In a study published in January, researchers followed 3647 US women (who had this genetic risk), for more than a decade, and found a significant correlation between exposure to air pollution levels greater than those considered safe by the United States EPA, and cognitive decline. Air pollution was defined as particulate matter of a size less than 2.5 uM (PM2.5) which is a common component of exhaust fumes from traffic pollution.
The gene that is at fault here is called APOE and humans have three types, one of which as been linked to increasing risks for AD as well as heart disease*. APOE ε3 is the most common type, APOE ε2 provides protection against heart disease by lowering levels of the bad cholesterol low-density lipoprotein or LDL, and APOE ε4 is a risk factor since it increases LDL. In this study, the researchers studied women who had either one or two copies of the “risk” gene.
Most people are not aware that the majority of neurodegenerative illnesses are not purely genetic in nature, but rather require a combination of a faulty gene and some environmental toxin.
Apart from excessive levels of air pollution increasing the the risk of dementia, the type of APOE that the women had was also a significant contributor. Women who had 2 copies of APOE ε4 had a greater risk of dementias than those with one APOE ε3 and one APOE ε4 or 2 APOE ε3s. Thus, residing in places with PM2.5 exceeding EPA standards increased the risks for global cognitive decline and all-cause dementia respectively by 81 and 92%, with stronger adverse effects in APOE ε4/4 carriers.
Researchers utilised the Women’s Health Initiative Memory Study (WHIMS), a well characterized, nationwide prospective cohort of older US women. The participants were community-dwelling (>95% in urban areas) across 48 US states, aged 65 to 79 years, and free of dementia when enrolled in 1995–1999. The age of subjects at the beginning of the trial provides evidence for late-life exposure to air pollution as a common environmental factor for developing dementia.

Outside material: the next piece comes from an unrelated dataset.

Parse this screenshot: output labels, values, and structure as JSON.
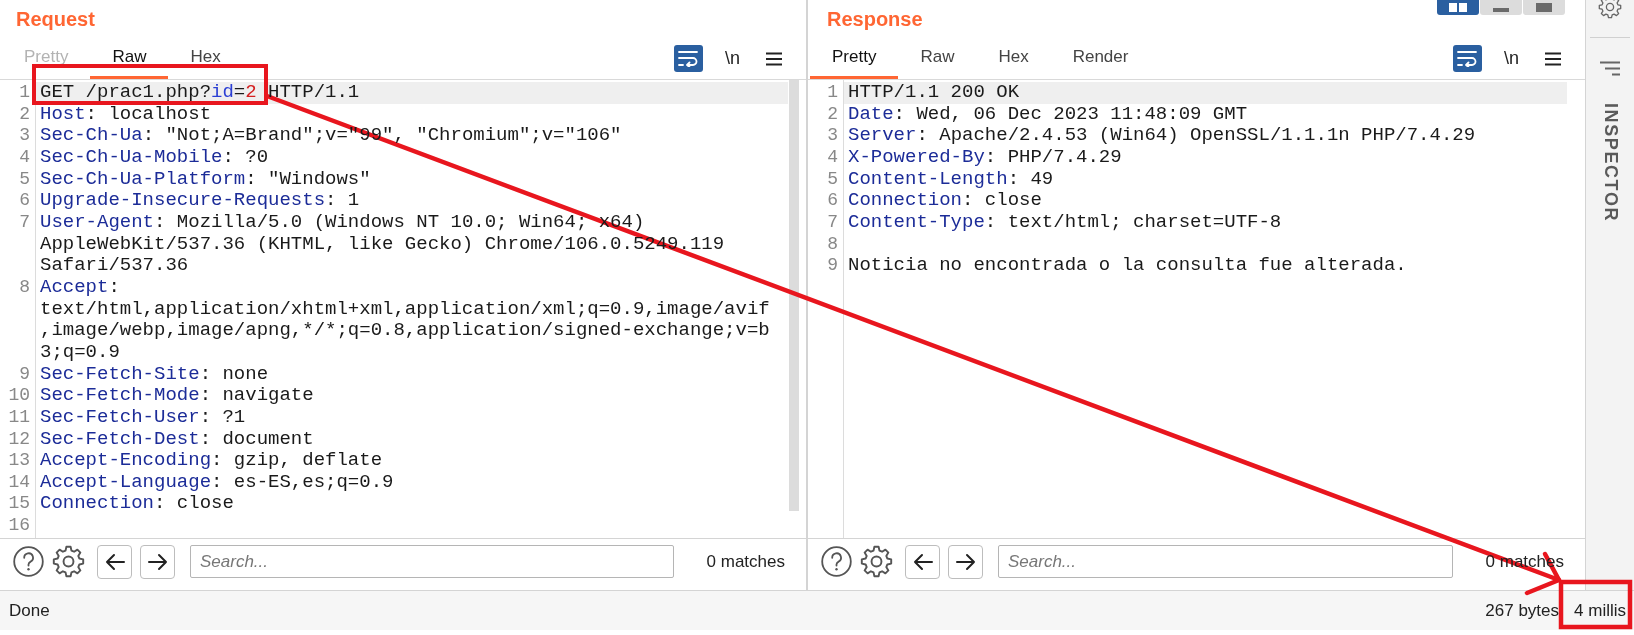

We already have epidemiological evidence associating cognitive deficits with PM2.5 exposures among the elderly, but this is the first study to show a gene-environment interaction and importantly, that the damage occurs later in life. This is important since it gives you an opportunity to reduce your risk by reducing your exposure. All the more reason to make a sea-change to the country later in life, whilst your still have your faculties intact.
Thus, residing in places with PM2.5 exceeding EPA standards increased the risks for global cognitive decline and all-cause dementia respectively by 81 and 92%, with stronger adverse effects in APOE ε4/4 carriers.
Take home message:
• People who lived in high pollution locations had a greater risk of getting dementia.
• This was increased when they also had genetic risk factors
• Moving away from areas of excessive air pollution (ie higher than what the EPA considers safe) will reduce your risk of getting dementia
• These findings provide the first experimental evidence for gene-environment interactions involving airborne particulate matter and a genetic risk factor for Alzheimer’s disease.
*APOE ε4 combined with air pollution is also a risk factor for heart disease, as described here.